Teachers Who Lead showcased three case studies on Ted Newton – the entrepreneurial teacher, Gwen Ingman – a teacher leader in a principal’s model, and Mary Jones – a reflective teacher leader. Sonja Harding defined teacher leadership as “learning to work as a team and sharing classroom strategies”. (Simmons Lettre 2001) “The purpose of leadership is to improve practice and performance” (Richard Elmore 1999-2000). Teacher leaders come in all “shapes”, “colors”, and “sizes”. Teacher leaders function and present themselves in varied, distinct, and diverse ways. The readings indicate teacher leaders assume multiple roles as political actors, educational pioneers and entrepreneurial role models.
The Characteristics and Qualities of Teacher Leaders
Teacher leaders have high expectations of students regardless of race, ethnicity, or socioeconomic status. Teacher leaders have a genuine interest in the well being and success of students. Even when children come from ethnically disadvantaged backgrounds expectations are high. Cherly Thigpen, “The Veterans”, compared her philosophy of teaching and students as distinct from that of many teachers. She had high expectations of her students and did not give lenience to them because of their race, black.

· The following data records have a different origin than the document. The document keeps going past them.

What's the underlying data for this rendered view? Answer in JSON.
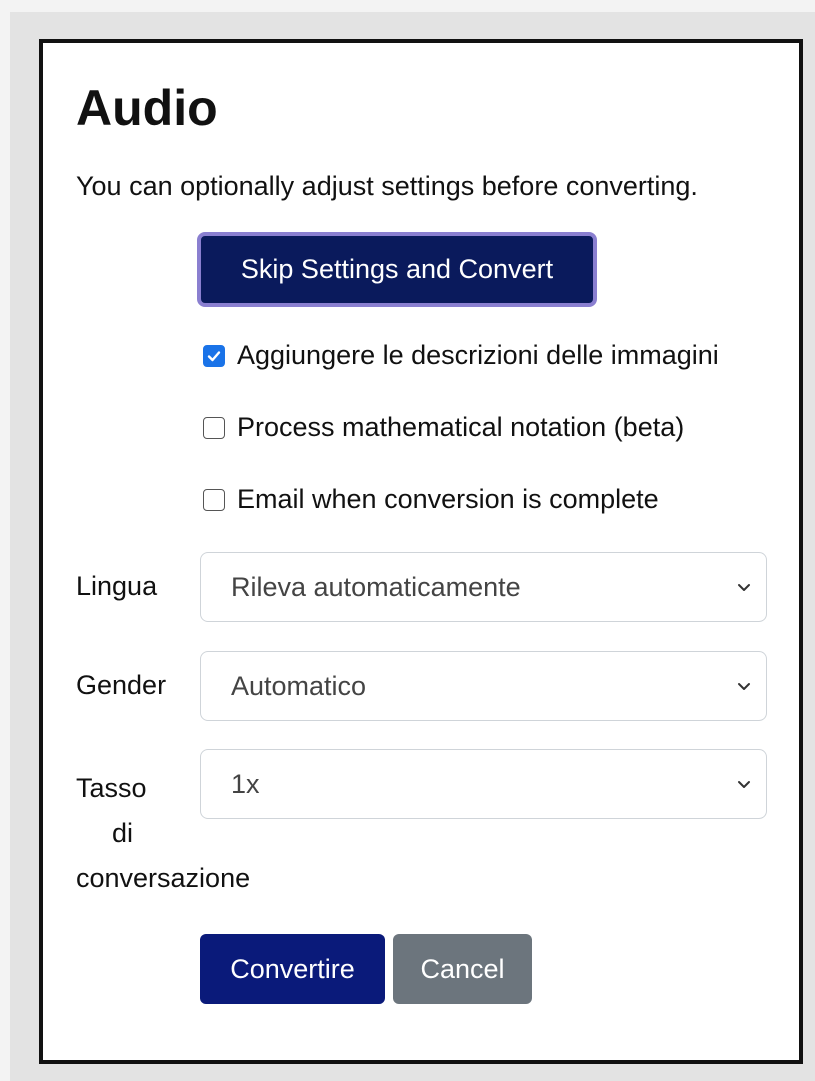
{
  "dialog": {
    "title": "Audio",
    "subtitle": "You can optionally adjust settings before converting.",
    "skip_button": "Skip Settings and Convert"
  },
  "options": [
    {
      "label": "Aggiungere le descrizioni delle immagini",
      "checked": true
    },
    {
      "label": "Process mathematical notation (beta)",
      "checked": false
    },
    {
      "label": "Email when conversion is complete",
      "checked": false
    }
  ],
  "fields": {
    "language": {
      "label": "Lingua",
      "value": "Rileva automaticamente"
    },
    "gender": {
      "label": "Gender",
      "value": "Automatico"
    },
    "rate": {
      "label_lines": [
        "Tasso",
        "di",
        "conversazione"
      ],
      "value": "1x"
    }
  },
  "actions": {
    "convert": "Convertire",
    "cancel": "Cancel"
  },
  "colors": {
    "primary": "#0a1a7a",
    "skip_button_bg": "#0a1a5c",
    "skip_button_focus_ring": "#8a7fd0",
    "secondary": "#6c757d",
    "checkbox_checked": "#1a73e8"
  }
}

“My philosophy of education is: ‘Johnny’s got one strike against him already because Johnny is black. So when he comes to school he is going to read whether he wants to or not, . . .”. Edouard Plummer, “The Veterans” held high expectations of his students. He saw them as capable and showed a principal that they could be adequately prepared and pass examinations for admission in prep schools in New England/Boston. As stated, “We have to overcome the impression that black boys can’t be scholars”(107).

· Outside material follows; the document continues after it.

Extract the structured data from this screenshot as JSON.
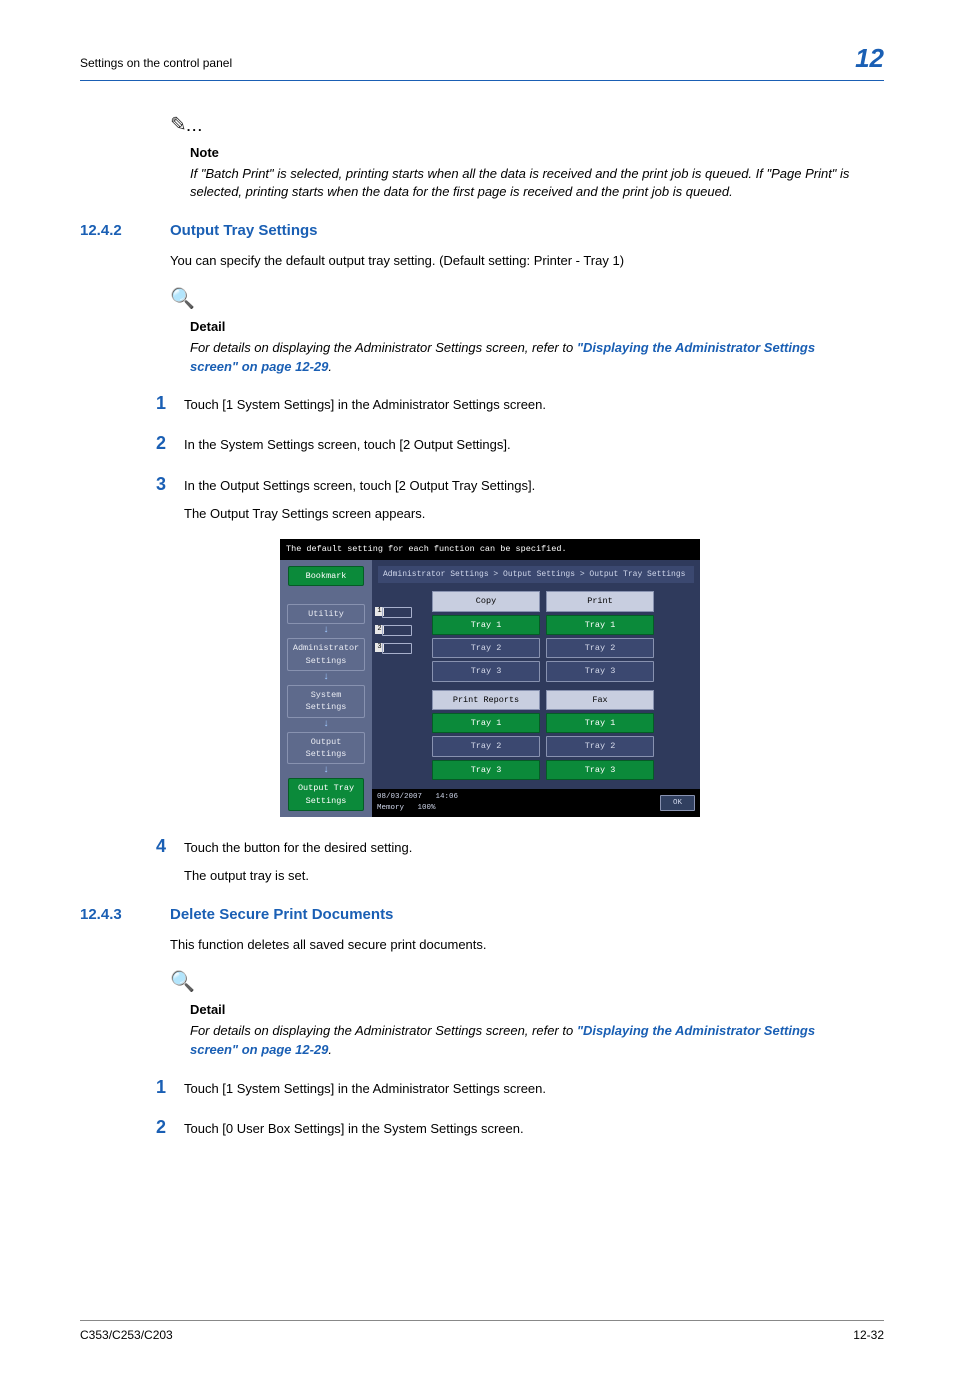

Cynthia Ballenger also had high expectations of her students and did not label them as incapable of the best because of their ethnic background. Ballenger notes educational professionals labeled them as “wild”, having “no language”, and having “depressed mothers”. Instead, Ballenger viewed her Haitian students as responsive, intelligent children, with mothers who were perhaps homesick. Haycock in her article “Good Teaching Matters…
A Lot” provided evidence to indicate that poverty is no excuse for student failure. Haycock notes “that poor and minority youngsters will achieve at the same high levels as other students if they are taught at those levels” (126). Collins (Black Teachers on Teaching) felt that teachers did not expect him to be a successful student. Williams (Black Teachers on Teaching) expressed that while at Princeton she always felt she had to prove herself to faculty and to the white students, as she suspected they thought black students were intellectually inferior. Williams noted she was overly concerned with teaching basic skills.
As Williams states “If the white middle-class students don’t know grammar, it is likely to be overlooked, but if poor black students make grammatical mistakes, more than likely it will be seen as a language deficiency or lack of native intelligence”(p.186). Anyon even exposed the historically held beliefs that students of higher social classes be exposed to legal, medical, or managerial knowledge, while those of the working classes be offered a more “practical” curriculum. Anyon noted a social stratification as identified through the curriculum of the schools she examined. Collins, Anyon, and Williams all point to the challenge to have high expectations of students and the positive results that come about from such.